Aim of the task
Say how many lines below hold the word "Features"; give the number by itself.

[Element data from apps and pages]

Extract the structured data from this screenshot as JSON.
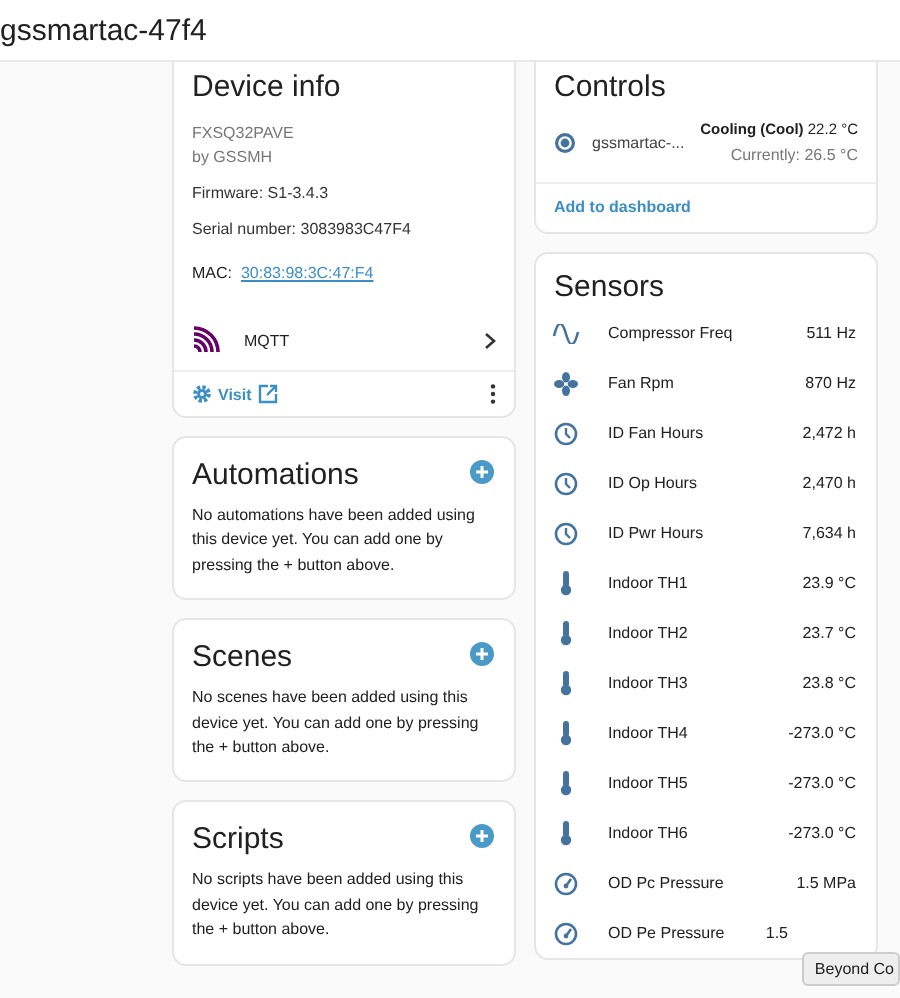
{
  "header": {
    "title": "gssmartac-47f4"
  },
  "device_info": {
    "title": "Device info",
    "model": "FXSQ32PAVE",
    "manufacturer": "by GSSMH",
    "firmware": "Firmware: S1-3.4.3",
    "serial": "Serial number: 3083983C47F4",
    "mac_label": "MAC:",
    "mac": "30:83:98:3C:47:F4",
    "integration": "MQTT",
    "visit": "Visit"
  },
  "sections": [
    {
      "title": "Automations",
      "text": "No automations have been added using this device yet. You can add one by pressing the + button above."
    },
    {
      "title": "Scenes",
      "text": "No scenes have been added using this device yet. You can add one by pressing the + button above."
    },
    {
      "title": "Scripts",
      "text": "No scripts have been added using this device yet. You can add one by pressing the + button above."
    }
  ],
  "controls": {
    "title": "Controls",
    "entity": "gssmartac-...",
    "state_bold": "Cooling (Cool)",
    "state": "22.2 °C",
    "current": "Currently: 26.5 °C",
    "add": "Add to dashboard"
  },
  "sensors": {
    "title": "Sensors",
    "rows": [
      {
        "kind": "wave",
        "name": "Compressor Freq",
        "value": "511 Hz"
      },
      {
        "kind": "fan",
        "name": "Fan Rpm",
        "value": "870 Hz"
      },
      {
        "kind": "clock",
        "name": "ID Fan Hours",
        "value": "2,472 h"
      },
      {
        "kind": "clock",
        "name": "ID Op Hours",
        "value": "2,470 h"
      },
      {
        "kind": "clock",
        "name": "ID Pwr Hours",
        "value": "7,634 h"
      },
      {
        "kind": "thermometer",
        "name": "Indoor TH1",
        "value": "23.9 °C"
      },
      {
        "kind": "thermometer",
        "name": "Indoor TH2",
        "value": "23.7 °C"
      },
      {
        "kind": "thermometer",
        "name": "Indoor TH3",
        "value": "23.8 °C"
      },
      {
        "kind": "thermometer",
        "name": "Indoor TH4",
        "value": "-273.0 °C"
      },
      {
        "kind": "thermometer",
        "name": "Indoor TH5",
        "value": "-273.0 °C"
      },
      {
        "kind": "thermometer",
        "name": "Indoor TH6",
        "value": "-273.0 °C"
      },
      {
        "kind": "gauge",
        "name": "OD Pc Pressure",
        "value": "1.5 MPa"
      },
      {
        "kind": "gauge",
        "name": "OD Pe Pressure",
        "value": "1.5"
      }
    ]
  },
  "tooltip": "Beyond Co"
}
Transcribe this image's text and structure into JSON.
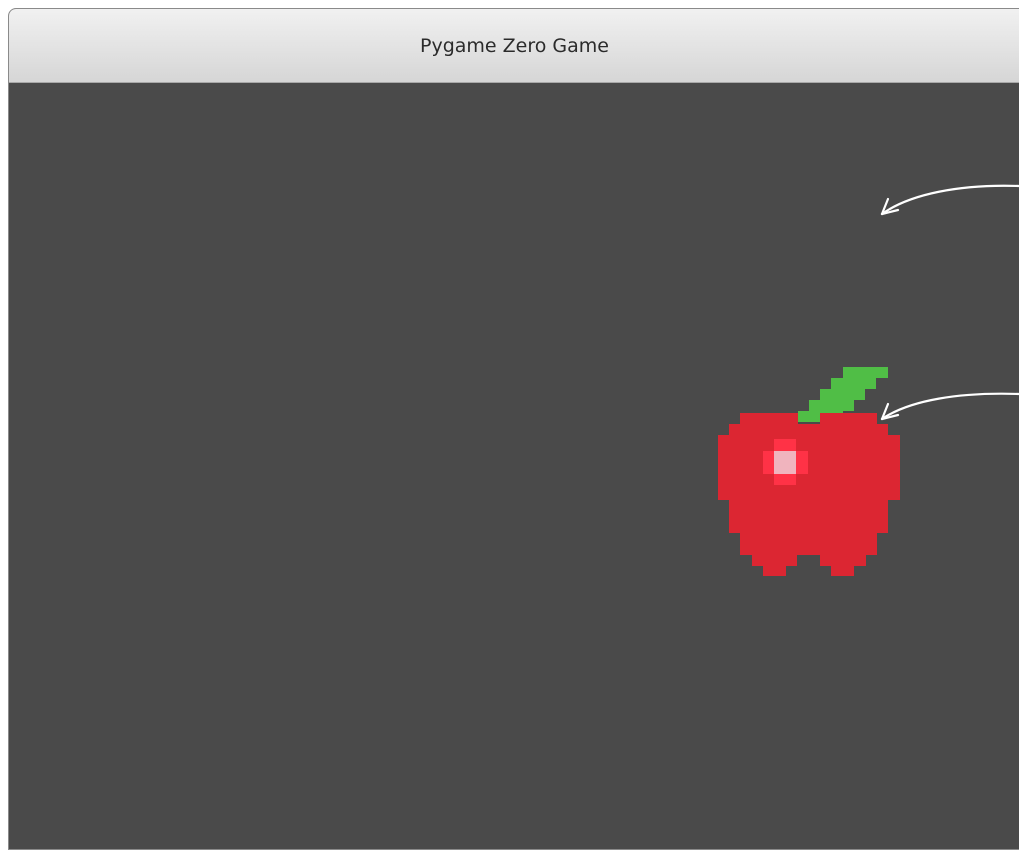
{
  "window": {
    "title": "Pygame Zero Game"
  },
  "game": {
    "background_color": "#4a4a4a",
    "sprite": {
      "name": "apple",
      "colors": {
        "body": "#dc2632",
        "highlight_outer": "#ff3246",
        "highlight_inner": "#f0b4be",
        "leaf": "#50be46"
      }
    }
  },
  "annotations": {
    "arrow_color": "#ffffff"
  }
}
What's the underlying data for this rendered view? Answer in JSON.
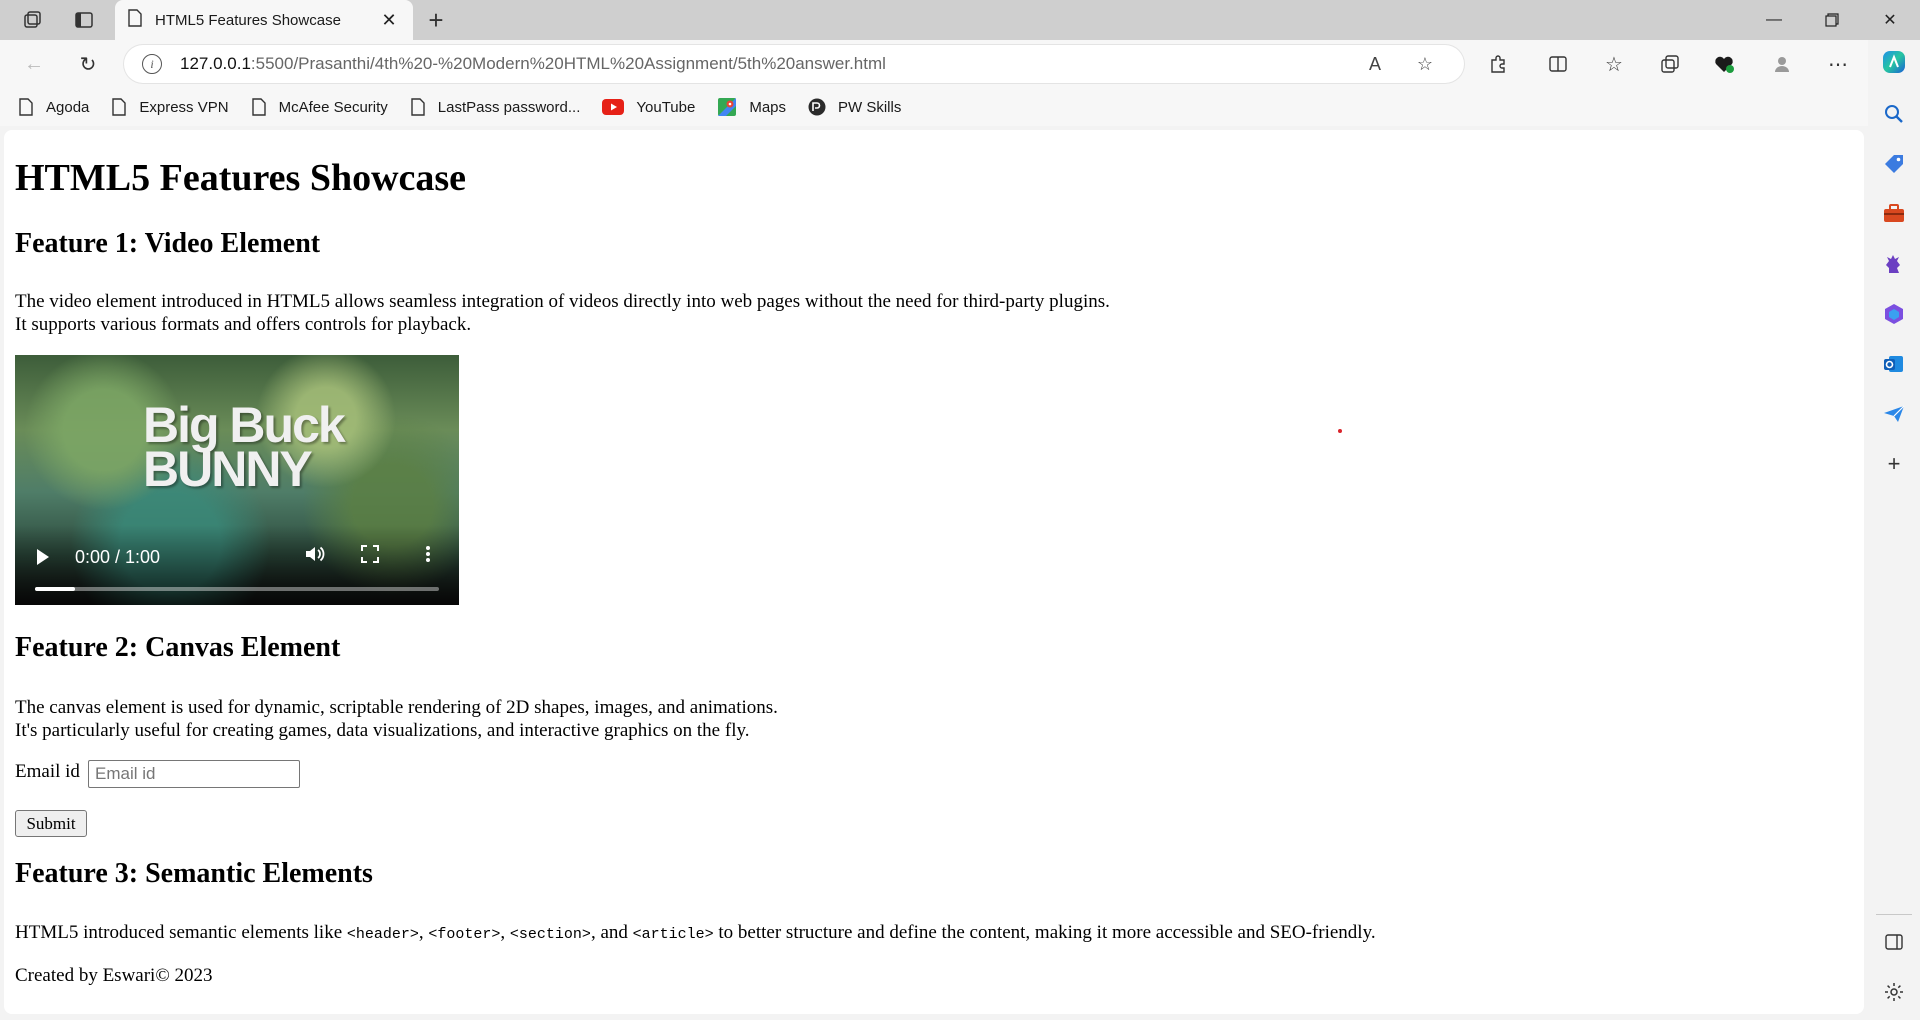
{
  "browser": {
    "tab": {
      "title": "HTML5 Features Showcase"
    },
    "address": {
      "host": "127.0.0.1",
      "rest": ":5500/Prasanthi/4th%20-%20Modern%20HTML%20Assignment/5th%20answer.html"
    },
    "bookmarks": [
      {
        "label": "Agoda",
        "icon": "page-icon"
      },
      {
        "label": "Express VPN",
        "icon": "page-icon"
      },
      {
        "label": "McAfee Security",
        "icon": "page-icon"
      },
      {
        "label": "LastPass password...",
        "icon": "page-icon"
      },
      {
        "label": "YouTube",
        "icon": "youtube-icon"
      },
      {
        "label": "Maps",
        "icon": "maps-icon"
      },
      {
        "label": "PW Skills",
        "icon": "pw-skills-icon"
      }
    ]
  },
  "page": {
    "title": "HTML5 Features Showcase",
    "feature1": {
      "heading": "Feature 1: Video Element",
      "line1": "The video element introduced in HTML5 allows seamless integration of videos directly into web pages without the need for third-party plugins.",
      "line2": "It supports various formats and offers controls for playback."
    },
    "video": {
      "poster_text": "Big Buck\nBUNNY",
      "time": "0:00 / 1:00",
      "progress": 0.1
    },
    "feature2": {
      "heading": "Feature 2: Canvas Element",
      "line1": "The canvas element is used for dynamic, scriptable rendering of 2D shapes, images, and animations.",
      "line2": "It's particularly useful for creating games, data visualizations, and interactive graphics on the fly."
    },
    "form": {
      "email_label": "Email id",
      "email_placeholder": "Email id",
      "email_value": "",
      "submit_label": "Submit"
    },
    "feature3": {
      "heading": "Feature 3: Semantic Elements",
      "text_before": "HTML5 introduced semantic elements like ",
      "tag_header": "<header>",
      "sep1": ", ",
      "tag_footer": "<footer>",
      "sep2": ", ",
      "tag_section": "<section>",
      "sep3": ", and ",
      "tag_article": "<article>",
      "text_after": " to better structure and define the content, making it more accessible and SEO-friendly."
    },
    "footer": "Created by Eswari© 2023"
  }
}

Answer for this exercise
2